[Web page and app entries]
————————

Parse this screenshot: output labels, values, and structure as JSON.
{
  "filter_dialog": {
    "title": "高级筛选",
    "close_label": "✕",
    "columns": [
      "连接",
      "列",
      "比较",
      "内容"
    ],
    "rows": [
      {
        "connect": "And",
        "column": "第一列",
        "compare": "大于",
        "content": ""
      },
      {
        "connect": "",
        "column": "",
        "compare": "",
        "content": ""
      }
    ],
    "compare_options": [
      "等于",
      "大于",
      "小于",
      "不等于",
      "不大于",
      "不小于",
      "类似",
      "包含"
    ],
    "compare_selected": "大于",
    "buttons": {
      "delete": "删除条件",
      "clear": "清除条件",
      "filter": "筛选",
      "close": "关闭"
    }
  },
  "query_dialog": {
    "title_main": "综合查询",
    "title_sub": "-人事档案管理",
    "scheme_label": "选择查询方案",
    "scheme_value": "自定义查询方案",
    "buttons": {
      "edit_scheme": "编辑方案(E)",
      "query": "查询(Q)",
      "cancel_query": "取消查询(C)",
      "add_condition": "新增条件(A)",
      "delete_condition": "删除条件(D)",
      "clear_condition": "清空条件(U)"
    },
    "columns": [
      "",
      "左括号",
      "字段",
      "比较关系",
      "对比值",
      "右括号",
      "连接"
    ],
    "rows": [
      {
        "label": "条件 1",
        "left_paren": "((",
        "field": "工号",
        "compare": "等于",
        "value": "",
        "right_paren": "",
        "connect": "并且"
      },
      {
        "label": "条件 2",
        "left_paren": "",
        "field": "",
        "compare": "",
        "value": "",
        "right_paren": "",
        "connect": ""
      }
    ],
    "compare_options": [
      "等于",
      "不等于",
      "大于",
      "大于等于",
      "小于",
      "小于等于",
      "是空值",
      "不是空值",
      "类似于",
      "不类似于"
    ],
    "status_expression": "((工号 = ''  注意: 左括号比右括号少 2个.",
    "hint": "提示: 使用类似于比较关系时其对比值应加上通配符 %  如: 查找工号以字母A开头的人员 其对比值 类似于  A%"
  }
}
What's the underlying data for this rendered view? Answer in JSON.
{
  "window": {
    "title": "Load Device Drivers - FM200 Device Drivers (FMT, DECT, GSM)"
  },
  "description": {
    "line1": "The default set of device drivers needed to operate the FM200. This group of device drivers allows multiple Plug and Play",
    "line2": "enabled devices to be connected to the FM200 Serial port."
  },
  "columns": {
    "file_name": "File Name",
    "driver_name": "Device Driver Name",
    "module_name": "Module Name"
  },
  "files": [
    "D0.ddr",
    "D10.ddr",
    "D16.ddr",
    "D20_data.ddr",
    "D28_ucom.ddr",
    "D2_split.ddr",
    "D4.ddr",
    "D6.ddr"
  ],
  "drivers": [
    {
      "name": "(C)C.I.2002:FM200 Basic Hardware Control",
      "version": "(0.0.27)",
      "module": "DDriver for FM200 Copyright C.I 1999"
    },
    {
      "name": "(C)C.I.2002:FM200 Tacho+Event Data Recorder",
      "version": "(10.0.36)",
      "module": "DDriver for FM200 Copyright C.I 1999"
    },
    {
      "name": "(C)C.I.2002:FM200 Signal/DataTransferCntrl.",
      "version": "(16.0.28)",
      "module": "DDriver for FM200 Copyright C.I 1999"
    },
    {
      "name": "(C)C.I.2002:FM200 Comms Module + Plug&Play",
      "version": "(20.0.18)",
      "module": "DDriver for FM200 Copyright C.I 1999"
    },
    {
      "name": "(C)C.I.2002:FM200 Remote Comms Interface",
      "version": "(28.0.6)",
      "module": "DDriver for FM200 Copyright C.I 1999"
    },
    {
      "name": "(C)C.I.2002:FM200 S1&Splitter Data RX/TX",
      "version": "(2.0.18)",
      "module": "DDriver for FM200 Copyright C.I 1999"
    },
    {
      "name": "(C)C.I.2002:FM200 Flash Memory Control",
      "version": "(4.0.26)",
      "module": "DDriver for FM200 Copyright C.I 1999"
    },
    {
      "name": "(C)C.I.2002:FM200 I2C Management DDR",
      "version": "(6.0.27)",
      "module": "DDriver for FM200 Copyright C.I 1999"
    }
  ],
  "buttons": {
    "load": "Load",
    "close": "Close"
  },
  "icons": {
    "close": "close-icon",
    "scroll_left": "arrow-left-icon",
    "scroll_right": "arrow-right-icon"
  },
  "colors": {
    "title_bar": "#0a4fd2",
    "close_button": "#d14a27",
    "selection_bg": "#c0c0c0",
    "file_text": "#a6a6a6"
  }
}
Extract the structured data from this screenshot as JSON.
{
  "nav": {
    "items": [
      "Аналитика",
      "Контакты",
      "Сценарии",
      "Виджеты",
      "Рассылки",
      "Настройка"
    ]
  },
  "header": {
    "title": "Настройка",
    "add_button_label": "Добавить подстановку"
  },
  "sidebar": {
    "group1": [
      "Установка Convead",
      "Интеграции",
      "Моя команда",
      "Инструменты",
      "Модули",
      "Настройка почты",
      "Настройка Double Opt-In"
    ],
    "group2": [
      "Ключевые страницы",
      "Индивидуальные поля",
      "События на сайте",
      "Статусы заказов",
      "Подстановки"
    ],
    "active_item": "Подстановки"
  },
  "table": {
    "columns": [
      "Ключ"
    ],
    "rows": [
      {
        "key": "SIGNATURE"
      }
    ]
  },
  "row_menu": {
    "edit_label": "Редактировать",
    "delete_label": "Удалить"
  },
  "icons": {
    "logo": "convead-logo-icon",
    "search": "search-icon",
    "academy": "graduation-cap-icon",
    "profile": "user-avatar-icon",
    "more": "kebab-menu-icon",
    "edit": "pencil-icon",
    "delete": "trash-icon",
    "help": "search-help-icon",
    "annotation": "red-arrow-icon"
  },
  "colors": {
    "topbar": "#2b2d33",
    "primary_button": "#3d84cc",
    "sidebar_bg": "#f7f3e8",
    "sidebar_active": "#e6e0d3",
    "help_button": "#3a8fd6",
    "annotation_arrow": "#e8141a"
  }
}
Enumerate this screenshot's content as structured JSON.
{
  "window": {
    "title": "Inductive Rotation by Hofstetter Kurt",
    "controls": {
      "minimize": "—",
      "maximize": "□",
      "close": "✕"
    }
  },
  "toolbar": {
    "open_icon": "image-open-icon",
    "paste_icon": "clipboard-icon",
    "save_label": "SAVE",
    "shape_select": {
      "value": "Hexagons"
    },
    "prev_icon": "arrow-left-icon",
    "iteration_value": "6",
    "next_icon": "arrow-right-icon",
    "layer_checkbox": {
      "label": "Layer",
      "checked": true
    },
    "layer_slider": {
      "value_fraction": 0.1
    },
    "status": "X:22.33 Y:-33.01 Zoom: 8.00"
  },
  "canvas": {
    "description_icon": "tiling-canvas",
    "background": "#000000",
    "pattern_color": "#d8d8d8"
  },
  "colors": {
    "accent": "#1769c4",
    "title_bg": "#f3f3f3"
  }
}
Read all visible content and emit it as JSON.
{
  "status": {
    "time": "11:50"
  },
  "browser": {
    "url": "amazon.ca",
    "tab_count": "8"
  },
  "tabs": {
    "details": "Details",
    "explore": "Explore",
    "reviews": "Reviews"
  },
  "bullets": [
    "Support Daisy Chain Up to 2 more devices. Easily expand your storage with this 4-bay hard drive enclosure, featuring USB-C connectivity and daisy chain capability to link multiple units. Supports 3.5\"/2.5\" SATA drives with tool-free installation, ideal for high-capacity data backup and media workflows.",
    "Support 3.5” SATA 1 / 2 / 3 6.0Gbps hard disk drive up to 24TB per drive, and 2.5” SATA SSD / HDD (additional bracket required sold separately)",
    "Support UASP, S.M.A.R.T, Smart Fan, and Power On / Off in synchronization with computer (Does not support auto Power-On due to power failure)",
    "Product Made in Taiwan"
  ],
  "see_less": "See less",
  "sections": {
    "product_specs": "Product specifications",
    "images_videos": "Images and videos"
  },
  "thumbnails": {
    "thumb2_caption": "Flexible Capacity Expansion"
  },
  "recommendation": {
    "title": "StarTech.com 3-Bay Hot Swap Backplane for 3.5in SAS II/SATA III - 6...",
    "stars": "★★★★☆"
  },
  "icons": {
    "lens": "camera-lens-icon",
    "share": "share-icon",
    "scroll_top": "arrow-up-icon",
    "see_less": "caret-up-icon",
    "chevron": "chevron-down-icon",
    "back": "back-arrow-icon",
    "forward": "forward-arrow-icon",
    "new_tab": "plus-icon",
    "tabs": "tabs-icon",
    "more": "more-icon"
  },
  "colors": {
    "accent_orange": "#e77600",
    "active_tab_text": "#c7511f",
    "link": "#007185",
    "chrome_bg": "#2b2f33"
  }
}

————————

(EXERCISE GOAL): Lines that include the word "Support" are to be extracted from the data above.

(SOLUTION FOR THIS TASK):
    "Support Daisy Chain Up to 2 more devices. Easily expand your storage with this 4-bay hard drive enclosure, featuring USB-C connectivity and daisy chain capability to link multiple units. Supports 3.5\"/2.5\" SATA drives with tool-free installation, ideal for high-capacity data backup and media workflows.",
    "Support 3.5” SATA 1 / 2 / 3 6.0Gbps hard disk drive up to 24TB per drive, and 2.5” SATA SSD / HDD (additional bracket required sold separately)",
    "Support UASP, S.M.A.R.T, Smart Fan, and Power On / Off in synchronization with computer (Does not support auto Power-On due to power failure)",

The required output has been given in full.